(Recorded data)
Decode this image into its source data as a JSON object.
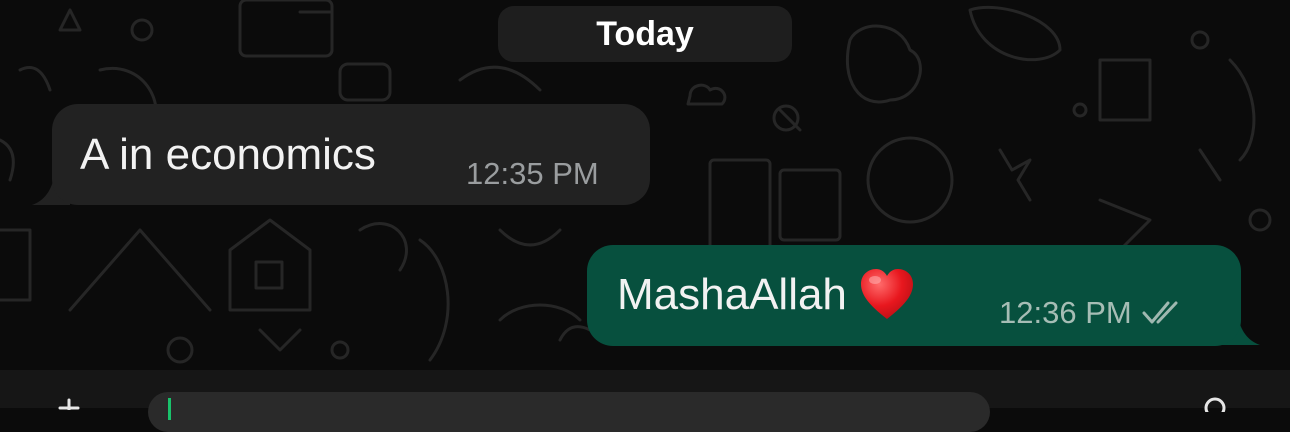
{
  "chat": {
    "date_divider": "Today",
    "messages": [
      {
        "direction": "incoming",
        "text": "A in economics",
        "time": "12:35 PM"
      },
      {
        "direction": "outgoing",
        "text": "MashaAllah",
        "emoji": "heart-emoji",
        "time": "12:36 PM",
        "status_icon": "double-check-icon"
      }
    ]
  },
  "colors": {
    "background": "#0b0b0b",
    "incoming_bubble": "#222222",
    "outgoing_bubble": "#07503e",
    "date_pill": "#1e1e1e",
    "cursor": "#19c26b"
  },
  "composer": {
    "left_icon": "plus-icon",
    "right_icon": "camera-icon"
  }
}
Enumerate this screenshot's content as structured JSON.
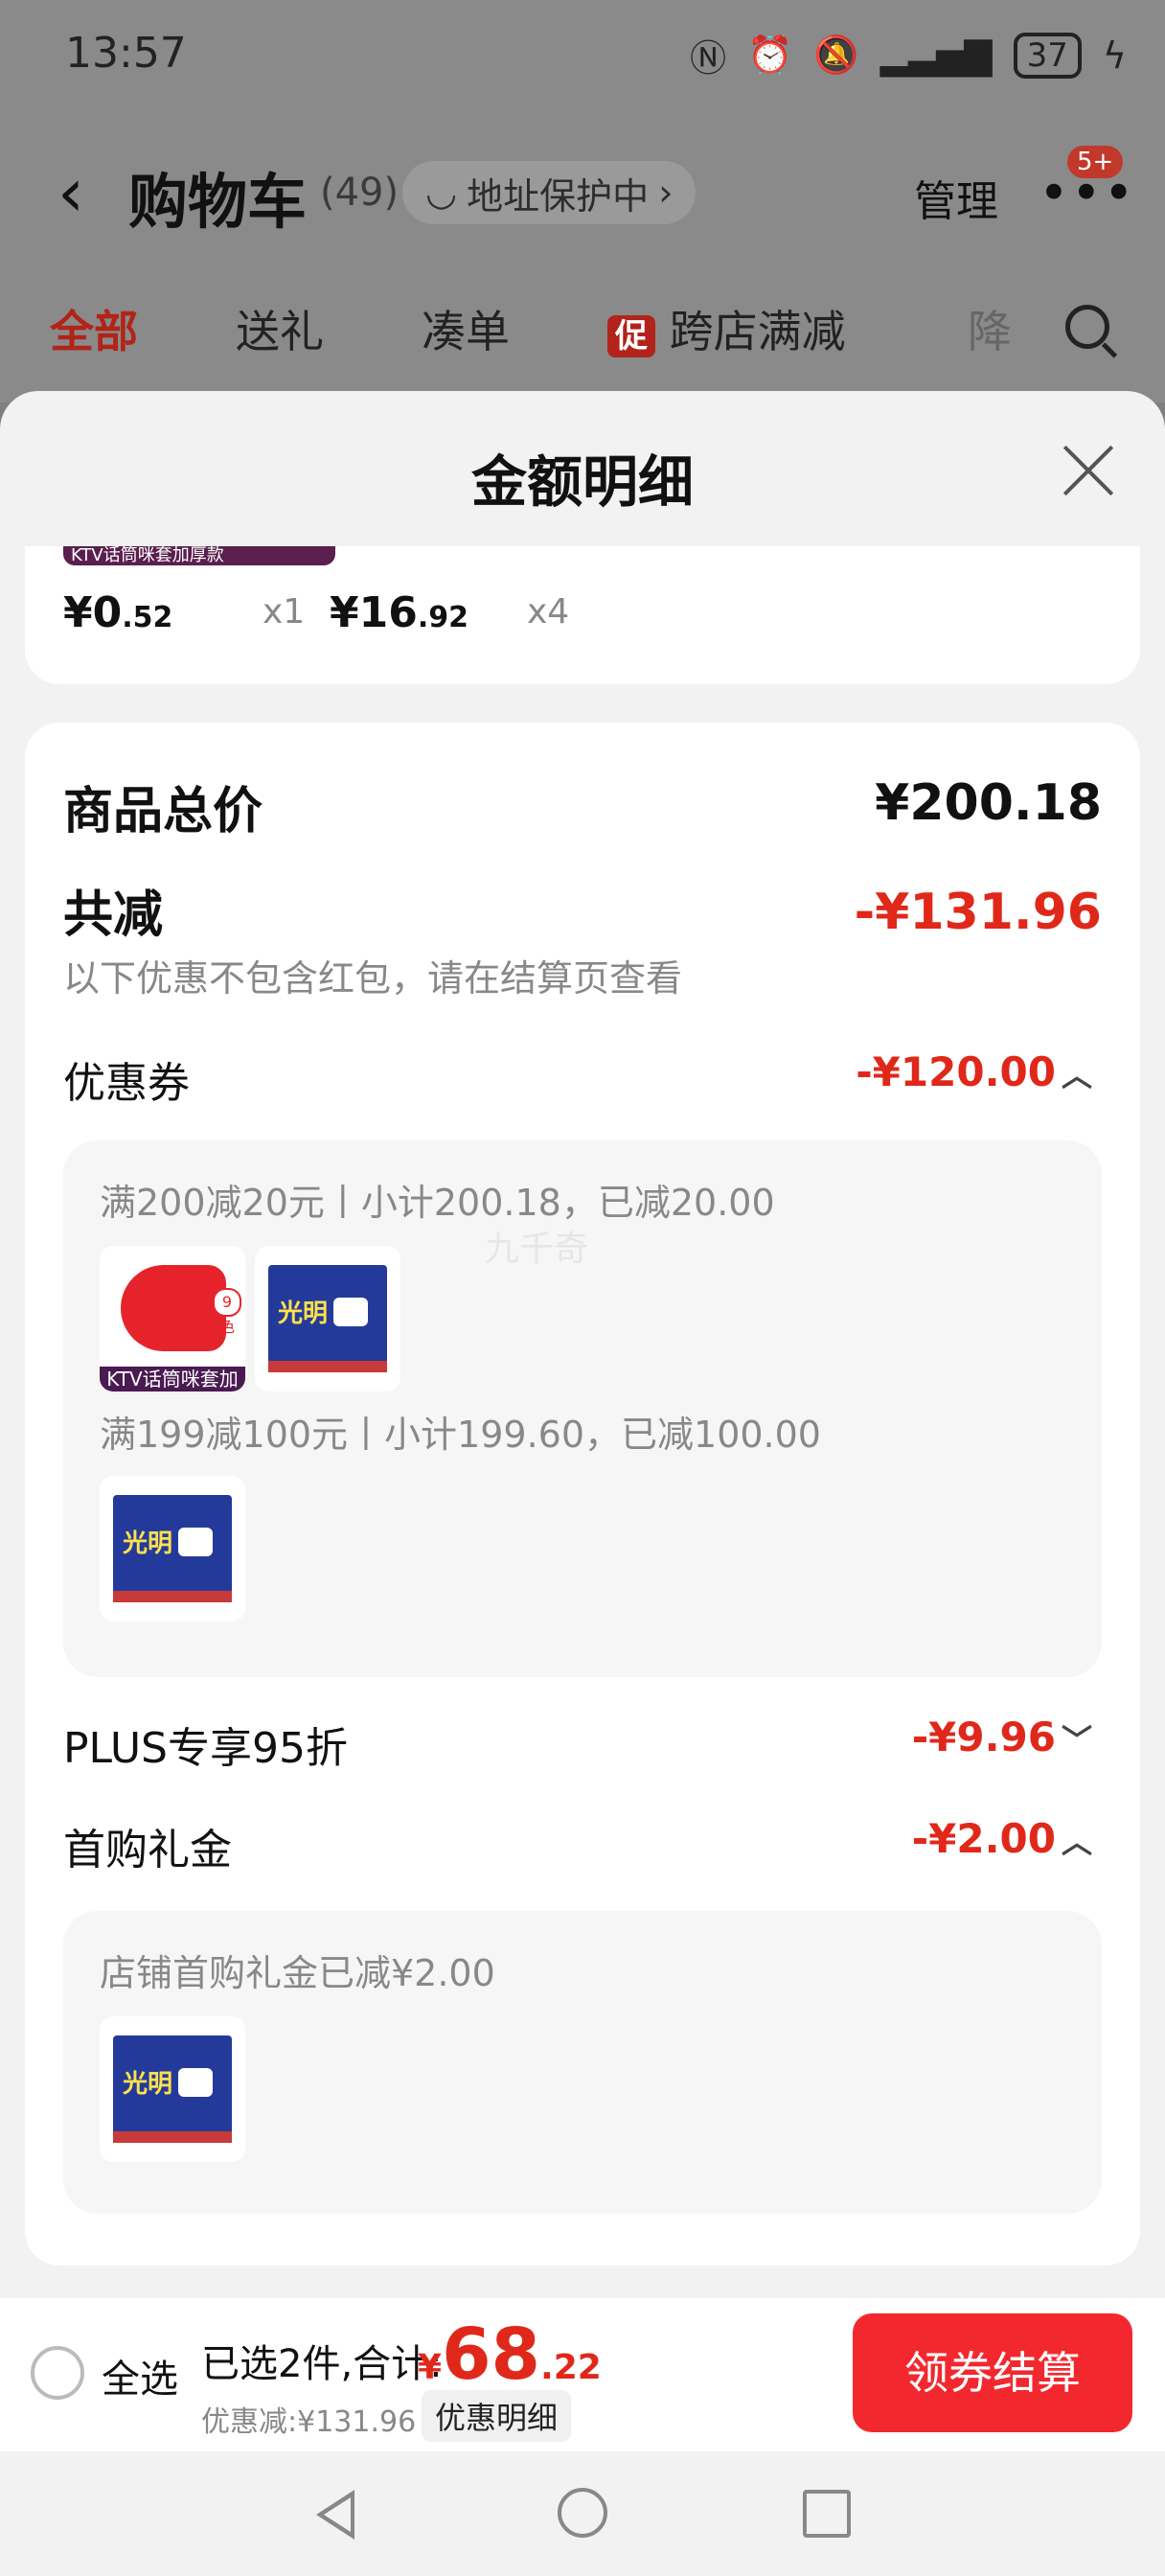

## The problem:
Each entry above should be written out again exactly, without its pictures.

## Exercise response:
Decode this image into its source data as a JSON object.
{
  "chat": {
    "date_divider": "Today",
    "messages": [
      {
        "direction": "incoming",
        "text": "A in economics",
        "time": "12:35 PM"
      },
      {
        "direction": "outgoing",
        "text": "MashaAllah",
        "emoji": "heart-emoji",
        "time": "12:36 PM",
        "status_icon": "double-check-icon"
      }
    ]
  },
  "colors": {
    "background": "#0b0b0b",
    "incoming_bubble": "#222222",
    "outgoing_bubble": "#07503e",
    "date_pill": "#1e1e1e",
    "cursor": "#19c26b"
  },
  "composer": {
    "left_icon": "plus-icon",
    "right_icon": "camera-icon"
  }
}
Enumerate this screenshot's content as structured JSON.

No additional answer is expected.